## Work to complete:
Once the line holding "Parse this screenshot: output" appears, repeat it and each line after it to the end of the data, exactly and with nothing else; pictures stay out.

Dataset records
'''

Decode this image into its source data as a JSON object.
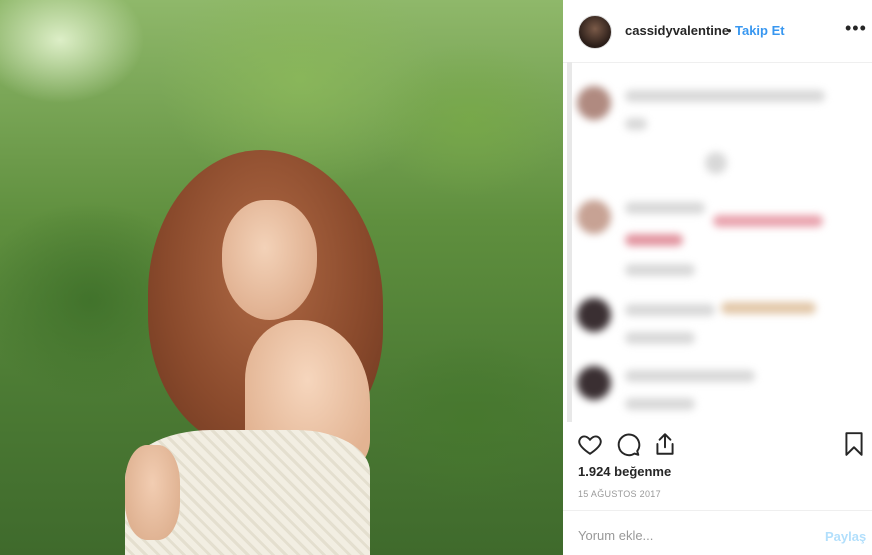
{
  "post": {
    "username": "cassidyvalentine",
    "separator": "•",
    "follow_label": "Takip Et",
    "more_label": "•••",
    "likes_text": "1.924 beğenme",
    "date_text": "15 AĞUSTOS 2017",
    "comment_placeholder": "Yorum ekle...",
    "share_label": "Paylaş"
  },
  "colors": {
    "link": "#3897f0",
    "share_disabled": "#b2dffc",
    "text": "#262626",
    "muted": "#999999"
  },
  "icons": {
    "like": "heart-icon",
    "comment": "comment-icon",
    "share": "share-icon",
    "save": "bookmark-icon"
  }
}
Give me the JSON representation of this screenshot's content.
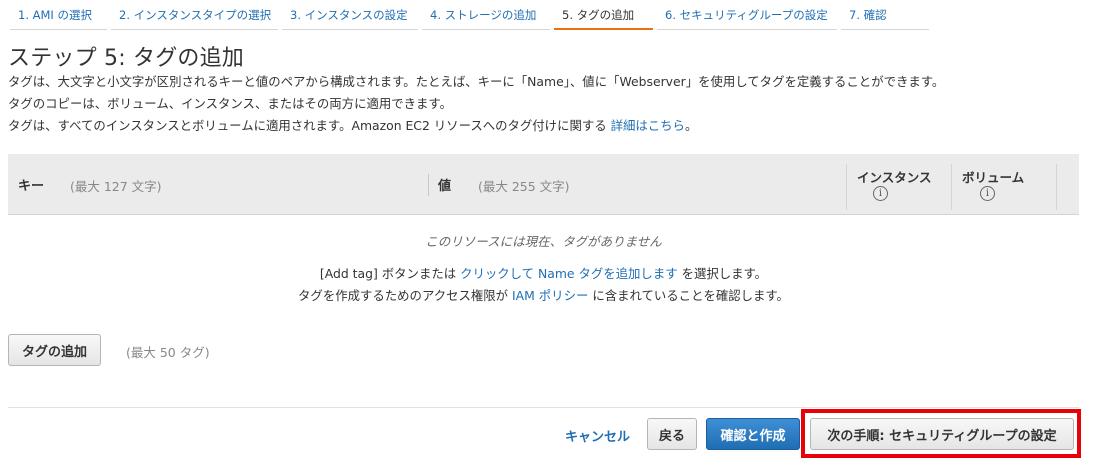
{
  "steps": [
    {
      "label": "1. AMI の選択"
    },
    {
      "label": "2. インスタンスタイプの選択"
    },
    {
      "label": "3. インスタンスの設定"
    },
    {
      "label": "4. ストレージの追加"
    },
    {
      "label": "5. タグの追加"
    },
    {
      "label": "6. セキュリティグループの設定"
    },
    {
      "label": "7. 確認"
    }
  ],
  "active_step": 5,
  "page_title": "ステップ 5: タグの追加",
  "description": {
    "line1": "タグは、大文字と小文字が区別されるキーと値のペアから構成されます。たとえば、キーに「Name」、値に「Webserver」を使用してタグを定義することができます。",
    "line2": "タグのコピーは、ボリューム、インスタンス、またはその両方に適用できます。",
    "line3": "タグは、すべてのインスタンスとボリュームに適用されます。Amazon EC2 リソースへのタグ付けに関する",
    "line3_link": "詳細はこちら",
    "line3_end": "。"
  },
  "table": {
    "key_header": "キー",
    "key_hint": "(最大 127 文字)",
    "value_header": "値",
    "value_hint": "(最大 255 文字)",
    "instances_header": "インスタンス",
    "volumes_header": "ボリューム",
    "info_glyph": "i",
    "empty_message": "このリソースには現在、タグがありません"
  },
  "help": {
    "line1_pre": "[Add tag] ボタンまたは",
    "line1_link": "クリックして Name タグを追加します",
    "line1_post": "を選択します。",
    "line2_pre": "タグを作成するためのアクセス権限が",
    "line2_link": "IAM ポリシー",
    "line2_post": "に含まれていることを確認します。"
  },
  "add_tag": {
    "button_label": "タグの追加",
    "hint": "(最大 50 タグ)"
  },
  "footer": {
    "cancel_label": "キャンセル",
    "back_label": "戻る",
    "review_label": "確認と作成",
    "next_label": "次の手順: セキュリティグループの設定"
  },
  "colors": {
    "link": "#1f6eb4",
    "active_tab_underline": "#ec7211",
    "primary_button": "#1f6eb4",
    "highlight_box": "#e8000b"
  }
}
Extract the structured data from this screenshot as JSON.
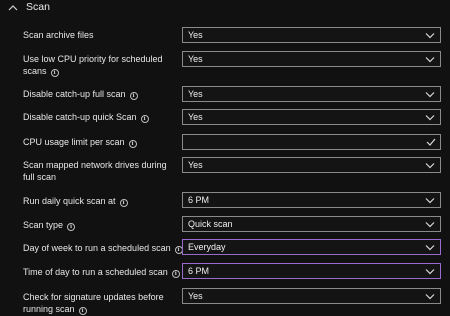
{
  "section": {
    "title": "Scan"
  },
  "settings": [
    {
      "label": "Scan archive files",
      "value": "Yes",
      "control": "select"
    },
    {
      "label": "Use low CPU priority for scheduled scans",
      "value": "Yes",
      "control": "select"
    },
    {
      "label": "Disable catch-up full scan",
      "value": "Yes",
      "control": "select"
    },
    {
      "label": "Disable catch-up quick Scan",
      "value": "Yes",
      "control": "select"
    },
    {
      "label": "CPU usage limit per scan",
      "value": "",
      "control": "input"
    },
    {
      "label": "Scan mapped network drives during full scan",
      "value": "Yes",
      "control": "select"
    },
    {
      "label": "Run daily quick scan at",
      "value": "6 PM",
      "control": "select"
    },
    {
      "label": "Scan type",
      "value": "Quick scan",
      "control": "select"
    },
    {
      "label": "Day of week to run a scheduled scan",
      "value": "Everyday",
      "control": "select",
      "active": true
    },
    {
      "label": "Time of day to run a scheduled scan",
      "value": "6 PM",
      "control": "select",
      "active": true
    },
    {
      "label": "Check for signature updates before running scan",
      "value": "Yes",
      "control": "select"
    }
  ],
  "colors": {
    "background": "#111111",
    "border": "#8a8a8a",
    "active_border": "#9a6ad0"
  },
  "icons": {
    "collapse": "chevron-up-icon",
    "dropdown": "chevron-down-icon",
    "info": "info-icon",
    "valid": "checkmark-icon"
  }
}
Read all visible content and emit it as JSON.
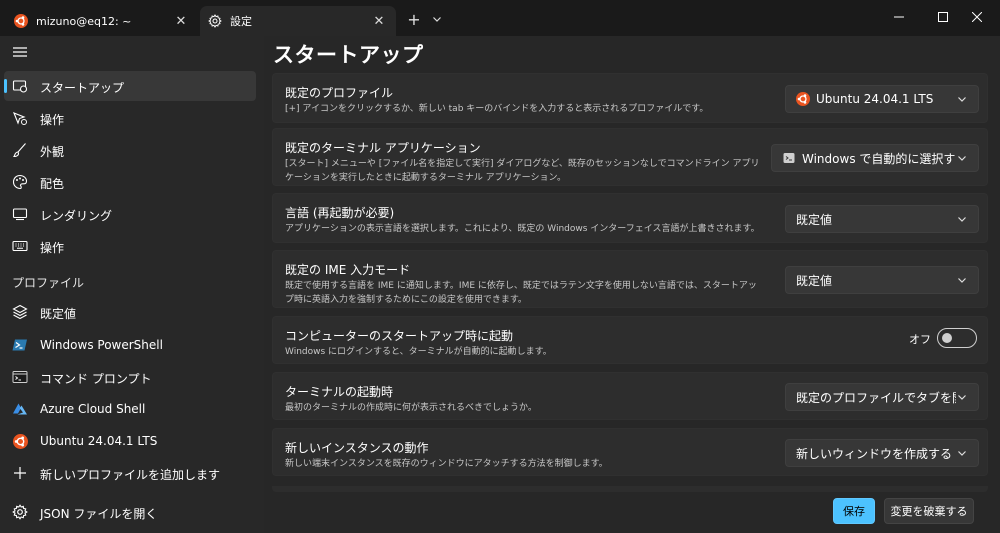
{
  "tabs": [
    {
      "title": "mizuno@eq12: ~",
      "icon": "ubuntu-icon",
      "active": false
    },
    {
      "title": "設定",
      "icon": "gear-icon",
      "active": true
    }
  ],
  "titlebar": {
    "new_tab": "+",
    "dropdown": "chevron-down-icon"
  },
  "window_controls": [
    "minimize-icon",
    "maximize-icon",
    "close-icon"
  ],
  "colors": {
    "accent": "#4cc2ff",
    "ubuntu": "#e95420",
    "background": "#202020"
  },
  "sidebar": {
    "items": [
      {
        "label": "スタートアップ",
        "icon": "startup-icon",
        "selected": true
      },
      {
        "label": "操作",
        "icon": "interaction-icon"
      },
      {
        "label": "外観",
        "icon": "brush-icon"
      },
      {
        "label": "配色",
        "icon": "palette-icon"
      },
      {
        "label": "レンダリング",
        "icon": "monitor-icon"
      },
      {
        "label": "操作",
        "icon": "keyboard-icon"
      }
    ],
    "profiles_header": "プロファイル",
    "profiles": [
      {
        "label": "既定値",
        "icon": "layers-icon"
      },
      {
        "label": "Windows PowerShell",
        "icon": "powershell-icon"
      },
      {
        "label": "コマンド プロンプト",
        "icon": "cmd-icon"
      },
      {
        "label": "Azure Cloud Shell",
        "icon": "azure-icon"
      },
      {
        "label": "Ubuntu 24.04.1 LTS",
        "icon": "ubuntu-icon"
      },
      {
        "label": "新しいプロファイルを追加します",
        "icon": "plus-icon"
      }
    ],
    "open_json": {
      "label": "JSON ファイルを開く",
      "icon": "gear-icon"
    }
  },
  "main": {
    "title": "スタートアップ",
    "settings": [
      {
        "title": "既定のプロファイル",
        "description": "[+] アイコンをクリックするか、新しい tab キーのバインドを入力すると表示されるプロファイルです。",
        "control": "combo",
        "value": "Ubuntu 24.04.1 LTS",
        "value_icon": "ubuntu-icon"
      },
      {
        "title": "既定のターミナル アプリケーション",
        "description": "[スタート] メニューや [ファイル名を指定して実行] ダイアログなど、既存のセッションなしでコマンドライン アプリケーションを実行したときに起動するターミナル アプリケーション。",
        "control": "combo",
        "value": "Windows で自動的に選択する",
        "value_icon": "terminal-app-icon"
      },
      {
        "title": "言語 (再起動が必要)",
        "description": "アプリケーションの表示言語を選択します。これにより、既定の Windows インターフェイス言語が上書きされます。",
        "control": "combo",
        "value": "既定値"
      },
      {
        "title": "既定の IME 入力モード",
        "description": "既定で使用する言語を IME に通知します。IME に依存し、既定ではラテン文字を使用しない言語では、スタートアップ時に英語入力を強制するためにこの設定を使用できます。",
        "control": "combo",
        "value": "既定値"
      },
      {
        "title": "コンピューターのスタートアップ時に起動",
        "description": "Windows にログインすると、ターミナルが自動的に起動します。",
        "control": "toggle",
        "value": "オフ"
      },
      {
        "title": "ターミナルの起動時",
        "description": "最初のターミナルの作成時に何が表示されるべきでしょうか。",
        "control": "combo",
        "value": "既定のプロファイルでタブを開く"
      },
      {
        "title": "新しいインスタンスの動作",
        "description": "新しい端末インスタンスを既存のウィンドウにアタッチする方法を制御します。",
        "control": "combo",
        "value": "新しいウィンドウを作成する"
      }
    ]
  },
  "footer": {
    "save": "保存",
    "discard": "変更を破棄する"
  }
}
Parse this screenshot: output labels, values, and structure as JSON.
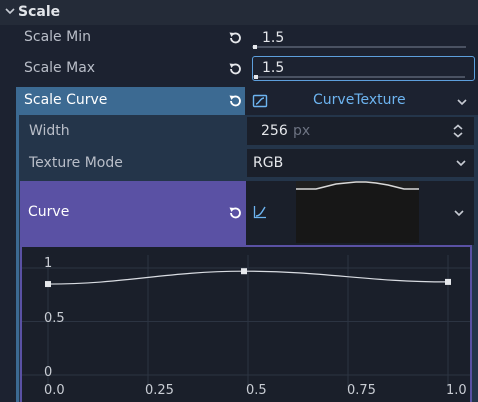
{
  "section": {
    "title": "Scale"
  },
  "scale_min": {
    "label": "Scale Min",
    "value": "1.5"
  },
  "scale_max": {
    "label": "Scale Max",
    "value": "1.5"
  },
  "scale_curve": {
    "label": "Scale Curve",
    "resource": "CurveTexture"
  },
  "width": {
    "label": "Width",
    "value": "256",
    "unit": "px"
  },
  "texture_mode": {
    "label": "Texture Mode",
    "value": "RGB"
  },
  "curve": {
    "label": "Curve"
  },
  "curve_editor": {
    "y_ticks": [
      "1",
      "0.5",
      "0"
    ],
    "x_ticks": [
      "0.0",
      "0.25",
      "0.5",
      "0.75",
      "1.0"
    ],
    "points": [
      {
        "x": 0.0,
        "y": 0.85
      },
      {
        "x": 0.49,
        "y": 0.97
      },
      {
        "x": 1.0,
        "y": 0.87
      }
    ]
  },
  "colors": {
    "accent": "#5d9fdc",
    "curve_header": "#3c6a92",
    "curve_property": "#5a51a4",
    "link_text": "#6db4f0"
  }
}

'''

## Result for this exercise:
Parse this screenshot: output labels, values, and structure as JSON.
{
  "section": {
    "title": "Scale"
  },
  "scale_min": {
    "label": "Scale Min",
    "value": "1.5"
  },
  "scale_max": {
    "label": "Scale Max",
    "value": "1.5"
  },
  "scale_curve": {
    "label": "Scale Curve",
    "resource": "CurveTexture"
  },
  "width": {
    "label": "Width",
    "value": "256",
    "unit": "px"
  },
  "texture_mode": {
    "label": "Texture Mode",
    "value": "RGB"
  },
  "curve": {
    "label": "Curve"
  },
  "curve_editor": {
    "y_ticks": [
      "1",
      "0.5",
      "0"
    ],
    "x_ticks": [
      "0.0",
      "0.25",
      "0.5",
      "0.75",
      "1.0"
    ],
    "points": [
      {
        "x": 0.0,
        "y": 0.85
      },
      {
        "x": 0.49,
        "y": 0.97
      },
      {
        "x": 1.0,
        "y": 0.87
      }
    ]
  },
  "colors": {
    "accent": "#5d9fdc",
    "curve_header": "#3c6a92",
    "curve_property": "#5a51a4",
    "link_text": "#6db4f0"
  }
}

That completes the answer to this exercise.